[Stored dataset items]
────
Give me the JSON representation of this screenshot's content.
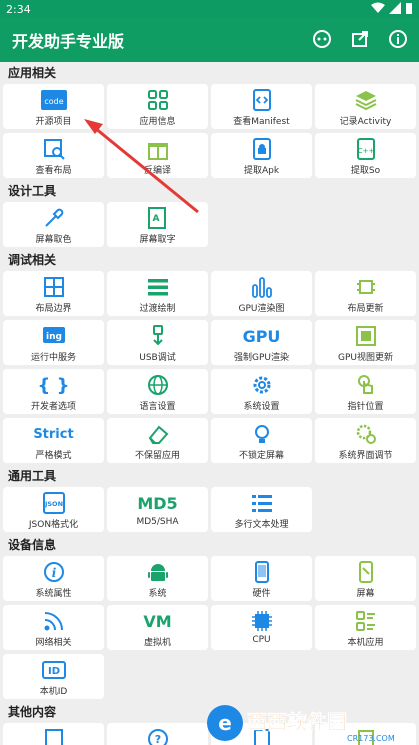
{
  "status": {
    "time": "2:34"
  },
  "appbar": {
    "title": "开发助手专业版"
  },
  "sections": {
    "app": {
      "title": "应用相关",
      "items": [
        "开源项目",
        "应用信息",
        "查看Manifest",
        "记录Activity",
        "查看布局",
        "反编译",
        "提取Apk",
        "提取So"
      ]
    },
    "design": {
      "title": "设计工具",
      "items": [
        "屏幕取色",
        "屏幕取字"
      ]
    },
    "debug": {
      "title": "调试相关",
      "items": [
        "布局边界",
        "过渡绘制",
        "GPU渲染图",
        "布局更新",
        "运行中服务",
        "USB调试",
        "强制GPU渲染",
        "GPU视图更新",
        "开发者选项",
        "语言设置",
        "系统设置",
        "指针位置",
        "严格模式",
        "不保留应用",
        "不锁定屏幕",
        "系统界面调节"
      ]
    },
    "common": {
      "title": "通用工具",
      "items": [
        "JSON格式化",
        "MD5/SHA",
        "多行文本处理"
      ]
    },
    "device": {
      "title": "设备信息",
      "items": [
        "系统属性",
        "系统",
        "硬件",
        "屏幕",
        "网络相关",
        "虚拟机",
        "CPU",
        "本机应用",
        "本机ID"
      ]
    },
    "other": {
      "title": "其他内容"
    }
  },
  "icon_text": {
    "code": "code",
    "ing": "ing",
    "gpu": "GPU",
    "strict": "Strict",
    "json": "JSON",
    "md5": "MD5",
    "vm": "VM",
    "id": "ID"
  },
  "watermark": {
    "brand": "西西软件园",
    "url": "CR173.COM"
  },
  "colors": {
    "primary": "#0f9d63",
    "icon_green": "#1aa36b",
    "icon_blue": "#1e88e5"
  }
}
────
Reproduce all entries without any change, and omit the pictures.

* **Result below**:
Give me the JSON representation of this screenshot's content.
{
  "status": {
    "time": "2:34"
  },
  "appbar": {
    "title": "开发助手专业版"
  },
  "sections": {
    "app": {
      "title": "应用相关",
      "items": [
        "开源项目",
        "应用信息",
        "查看Manifest",
        "记录Activity",
        "查看布局",
        "反编译",
        "提取Apk",
        "提取So"
      ]
    },
    "design": {
      "title": "设计工具",
      "items": [
        "屏幕取色",
        "屏幕取字"
      ]
    },
    "debug": {
      "title": "调试相关",
      "items": [
        "布局边界",
        "过渡绘制",
        "GPU渲染图",
        "布局更新",
        "运行中服务",
        "USB调试",
        "强制GPU渲染",
        "GPU视图更新",
        "开发者选项",
        "语言设置",
        "系统设置",
        "指针位置",
        "严格模式",
        "不保留应用",
        "不锁定屏幕",
        "系统界面调节"
      ]
    },
    "common": {
      "title": "通用工具",
      "items": [
        "JSON格式化",
        "MD5/SHA",
        "多行文本处理"
      ]
    },
    "device": {
      "title": "设备信息",
      "items": [
        "系统属性",
        "系统",
        "硬件",
        "屏幕",
        "网络相关",
        "虚拟机",
        "CPU",
        "本机应用",
        "本机ID"
      ]
    },
    "other": {
      "title": "其他内容"
    }
  },
  "icon_text": {
    "code": "code",
    "ing": "ing",
    "gpu": "GPU",
    "strict": "Strict",
    "json": "JSON",
    "md5": "MD5",
    "vm": "VM",
    "id": "ID"
  },
  "watermark": {
    "brand": "西西软件园",
    "url": "CR173.COM"
  },
  "colors": {
    "primary": "#0f9d63",
    "icon_green": "#1aa36b",
    "icon_blue": "#1e88e5"
  }
}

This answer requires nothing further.